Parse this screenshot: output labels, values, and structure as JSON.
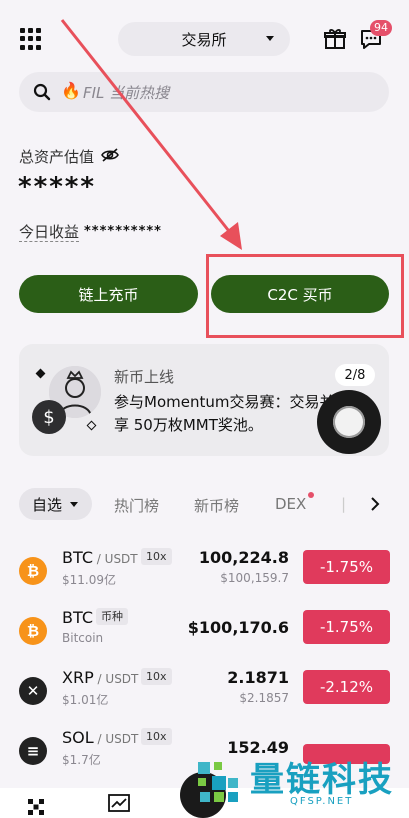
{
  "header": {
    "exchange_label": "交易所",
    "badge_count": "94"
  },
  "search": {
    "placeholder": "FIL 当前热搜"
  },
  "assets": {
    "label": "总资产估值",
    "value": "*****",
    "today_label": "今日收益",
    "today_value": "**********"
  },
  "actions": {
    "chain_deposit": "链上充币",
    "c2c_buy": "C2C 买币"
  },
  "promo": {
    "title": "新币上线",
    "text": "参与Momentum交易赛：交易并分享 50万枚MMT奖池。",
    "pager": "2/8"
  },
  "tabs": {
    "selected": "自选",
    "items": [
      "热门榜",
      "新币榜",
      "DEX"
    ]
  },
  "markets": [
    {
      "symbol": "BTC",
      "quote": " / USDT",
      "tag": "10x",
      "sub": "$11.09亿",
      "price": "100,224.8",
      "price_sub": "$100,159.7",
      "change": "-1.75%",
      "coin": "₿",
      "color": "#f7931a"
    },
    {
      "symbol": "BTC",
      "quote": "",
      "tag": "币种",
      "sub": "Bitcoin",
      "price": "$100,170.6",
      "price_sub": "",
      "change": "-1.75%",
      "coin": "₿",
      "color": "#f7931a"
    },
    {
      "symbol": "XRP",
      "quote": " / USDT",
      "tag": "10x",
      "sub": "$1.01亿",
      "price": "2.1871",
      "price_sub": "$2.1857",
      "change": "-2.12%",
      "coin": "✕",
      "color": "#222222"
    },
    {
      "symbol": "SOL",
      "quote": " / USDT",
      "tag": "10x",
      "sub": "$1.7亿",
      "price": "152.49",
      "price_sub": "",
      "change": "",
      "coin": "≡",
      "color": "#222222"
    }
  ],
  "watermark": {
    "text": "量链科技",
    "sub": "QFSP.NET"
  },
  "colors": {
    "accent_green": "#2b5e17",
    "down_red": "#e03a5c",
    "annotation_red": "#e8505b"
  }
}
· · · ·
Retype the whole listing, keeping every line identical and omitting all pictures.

### Task solution
Parse this screenshot: output labels, values, and structure as JSON.
{
  "header": {
    "exchange_label": "交易所",
    "badge_count": "94"
  },
  "search": {
    "placeholder": "FIL 当前热搜"
  },
  "assets": {
    "label": "总资产估值",
    "value": "*****",
    "today_label": "今日收益",
    "today_value": "**********"
  },
  "actions": {
    "chain_deposit": "链上充币",
    "c2c_buy": "C2C 买币"
  },
  "promo": {
    "title": "新币上线",
    "text": "参与Momentum交易赛：交易并分享 50万枚MMT奖池。",
    "pager": "2/8"
  },
  "tabs": {
    "selected": "自选",
    "items": [
      "热门榜",
      "新币榜",
      "DEX"
    ]
  },
  "markets": [
    {
      "symbol": "BTC",
      "quote": " / USDT",
      "tag": "10x",
      "sub": "$11.09亿",
      "price": "100,224.8",
      "price_sub": "$100,159.7",
      "change": "-1.75%",
      "coin": "₿",
      "color": "#f7931a"
    },
    {
      "symbol": "BTC",
      "quote": "",
      "tag": "币种",
      "sub": "Bitcoin",
      "price": "$100,170.6",
      "price_sub": "",
      "change": "-1.75%",
      "coin": "₿",
      "color": "#f7931a"
    },
    {
      "symbol": "XRP",
      "quote": " / USDT",
      "tag": "10x",
      "sub": "$1.01亿",
      "price": "2.1871",
      "price_sub": "$2.1857",
      "change": "-2.12%",
      "coin": "✕",
      "color": "#222222"
    },
    {
      "symbol": "SOL",
      "quote": " / USDT",
      "tag": "10x",
      "sub": "$1.7亿",
      "price": "152.49",
      "price_sub": "",
      "change": "",
      "coin": "≡",
      "color": "#222222"
    }
  ],
  "watermark": {
    "text": "量链科技",
    "sub": "QFSP.NET"
  },
  "colors": {
    "accent_green": "#2b5e17",
    "down_red": "#e03a5c",
    "annotation_red": "#e8505b"
  }
}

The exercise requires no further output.